Barn Swallows

Barn Swallow Nest Drawing

Barn swallows (Hirundo rustica) are nature's stunt pilots; they swoop for flying insects and dive bomb toward potential predators with precision and maneuverability.

Barn swallows are small slender songbirds with long forked tails. This long tail is an indicator of the bird's vigor; females will select male mates based on their tail. The dorsal or upperside is dark steely blue or purplish, an almost iridescent color. The ventral or underside is cream with many having a bright orange coloration under the neck. Males prefer females with a darker reddish chest.

Barn swallows are abundant and wide-ranging, found throughout the Midwest and North America. They overwinter in the southern hemisphere and migrate back to North America in the spring. In an average year they will begin to arrive in Nebraska in early May.

Barn swallows live and nest in small groups; they are even noted to hunt in these groups. They prefer hunting close to ground level in open pastures, fields and landscapes. Barn swallows feed on most flying insects, with their favorite prey consisting of moths, beetles, small grasshoppers and leafhoppers. These are the birds that follow the tractor as it mows or cultivates, attacking the insects that are disturbed. They also may be seen picking off insects over ponds and pools.

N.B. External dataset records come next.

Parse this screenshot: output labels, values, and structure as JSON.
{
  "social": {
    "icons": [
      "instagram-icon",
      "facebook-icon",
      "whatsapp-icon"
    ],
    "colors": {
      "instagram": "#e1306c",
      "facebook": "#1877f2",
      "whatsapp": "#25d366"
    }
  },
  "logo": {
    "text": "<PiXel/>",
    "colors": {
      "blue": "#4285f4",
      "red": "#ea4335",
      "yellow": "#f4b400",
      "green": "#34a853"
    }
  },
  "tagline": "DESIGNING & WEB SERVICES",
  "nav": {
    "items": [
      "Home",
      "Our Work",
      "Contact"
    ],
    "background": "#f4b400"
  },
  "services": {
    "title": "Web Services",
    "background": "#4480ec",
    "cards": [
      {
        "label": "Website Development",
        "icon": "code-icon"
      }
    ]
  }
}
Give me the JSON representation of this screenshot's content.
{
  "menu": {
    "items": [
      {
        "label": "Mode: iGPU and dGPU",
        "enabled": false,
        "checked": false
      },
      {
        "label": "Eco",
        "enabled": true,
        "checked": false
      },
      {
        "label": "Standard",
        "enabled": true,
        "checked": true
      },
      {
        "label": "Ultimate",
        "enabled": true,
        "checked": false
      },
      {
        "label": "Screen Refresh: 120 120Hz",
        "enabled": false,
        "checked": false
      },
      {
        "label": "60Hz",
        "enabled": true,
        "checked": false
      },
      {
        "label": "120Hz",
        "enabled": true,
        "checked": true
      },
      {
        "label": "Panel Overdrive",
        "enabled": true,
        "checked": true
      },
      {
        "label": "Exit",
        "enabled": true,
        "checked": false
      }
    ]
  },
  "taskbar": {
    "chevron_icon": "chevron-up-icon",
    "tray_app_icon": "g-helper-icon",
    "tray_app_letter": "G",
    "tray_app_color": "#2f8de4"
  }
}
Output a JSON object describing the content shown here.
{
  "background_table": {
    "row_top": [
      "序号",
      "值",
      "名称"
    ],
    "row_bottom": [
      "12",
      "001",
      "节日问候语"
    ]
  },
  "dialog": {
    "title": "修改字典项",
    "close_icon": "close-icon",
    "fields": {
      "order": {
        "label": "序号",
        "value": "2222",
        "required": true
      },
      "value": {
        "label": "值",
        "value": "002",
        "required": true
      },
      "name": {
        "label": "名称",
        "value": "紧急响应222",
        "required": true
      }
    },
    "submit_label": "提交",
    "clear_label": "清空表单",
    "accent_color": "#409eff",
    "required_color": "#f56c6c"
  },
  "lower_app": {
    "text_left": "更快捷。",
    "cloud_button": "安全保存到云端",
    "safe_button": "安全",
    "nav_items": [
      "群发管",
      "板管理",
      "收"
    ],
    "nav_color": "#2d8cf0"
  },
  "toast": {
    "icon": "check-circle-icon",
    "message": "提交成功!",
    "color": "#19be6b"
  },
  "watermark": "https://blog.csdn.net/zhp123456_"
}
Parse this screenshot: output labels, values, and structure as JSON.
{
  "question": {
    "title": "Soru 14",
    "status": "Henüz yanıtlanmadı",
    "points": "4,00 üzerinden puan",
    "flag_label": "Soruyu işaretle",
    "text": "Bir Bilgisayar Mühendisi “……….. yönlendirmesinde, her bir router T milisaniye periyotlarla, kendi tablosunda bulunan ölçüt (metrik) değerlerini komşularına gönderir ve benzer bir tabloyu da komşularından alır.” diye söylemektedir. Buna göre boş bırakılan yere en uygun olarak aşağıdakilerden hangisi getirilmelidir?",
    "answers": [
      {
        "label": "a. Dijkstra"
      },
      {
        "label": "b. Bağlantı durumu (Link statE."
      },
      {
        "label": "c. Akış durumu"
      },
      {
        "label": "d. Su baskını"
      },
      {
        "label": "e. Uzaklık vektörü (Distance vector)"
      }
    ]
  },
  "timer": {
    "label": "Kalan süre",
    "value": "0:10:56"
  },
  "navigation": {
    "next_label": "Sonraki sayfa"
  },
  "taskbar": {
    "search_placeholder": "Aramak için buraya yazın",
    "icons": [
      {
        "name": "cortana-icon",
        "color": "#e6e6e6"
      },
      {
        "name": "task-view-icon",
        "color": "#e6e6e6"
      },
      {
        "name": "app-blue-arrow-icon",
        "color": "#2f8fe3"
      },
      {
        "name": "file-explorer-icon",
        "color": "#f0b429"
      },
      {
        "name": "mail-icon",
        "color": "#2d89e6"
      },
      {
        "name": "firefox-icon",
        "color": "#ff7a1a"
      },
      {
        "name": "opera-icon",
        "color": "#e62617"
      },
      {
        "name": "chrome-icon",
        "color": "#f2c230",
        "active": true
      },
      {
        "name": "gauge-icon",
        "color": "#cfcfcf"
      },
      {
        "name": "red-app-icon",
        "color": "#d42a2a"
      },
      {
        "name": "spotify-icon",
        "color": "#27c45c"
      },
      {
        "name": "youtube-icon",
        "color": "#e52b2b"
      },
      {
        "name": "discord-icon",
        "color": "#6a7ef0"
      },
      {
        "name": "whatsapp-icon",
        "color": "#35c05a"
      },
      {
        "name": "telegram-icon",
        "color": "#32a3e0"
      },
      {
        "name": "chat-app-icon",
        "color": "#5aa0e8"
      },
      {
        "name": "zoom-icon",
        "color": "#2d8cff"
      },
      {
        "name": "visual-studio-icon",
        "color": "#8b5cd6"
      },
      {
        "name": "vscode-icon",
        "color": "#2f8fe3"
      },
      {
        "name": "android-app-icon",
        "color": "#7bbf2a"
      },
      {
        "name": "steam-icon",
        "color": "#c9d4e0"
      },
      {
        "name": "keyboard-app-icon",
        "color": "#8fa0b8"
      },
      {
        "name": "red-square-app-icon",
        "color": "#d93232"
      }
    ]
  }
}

To encourage barn swallows to nest on your acreage, the best thing you can do is allow them access to nest in an undisturbed location on or in a building. A source of mud and water close to the building during the nest-building process is helpful. While the pair is building a nest, entering the building frequently should not bother them, as long as you stay only a minute or two and don't approach the nest. After eggs are laid, the swallows will become quite possessive of their nesting area and people should try to remain clear of the area. Barn swallows will usually return to the same location to nest each year.

Barn Swallow Nest in eaves

Dennis Ferraro, UNL Extension, is also the resident herpetologist at the School of Natural Resources. Dennis will be writing monthly articles on animals that you might see on your acreage in Nebraska. Watch for future articles to learn what interests a herpetologist!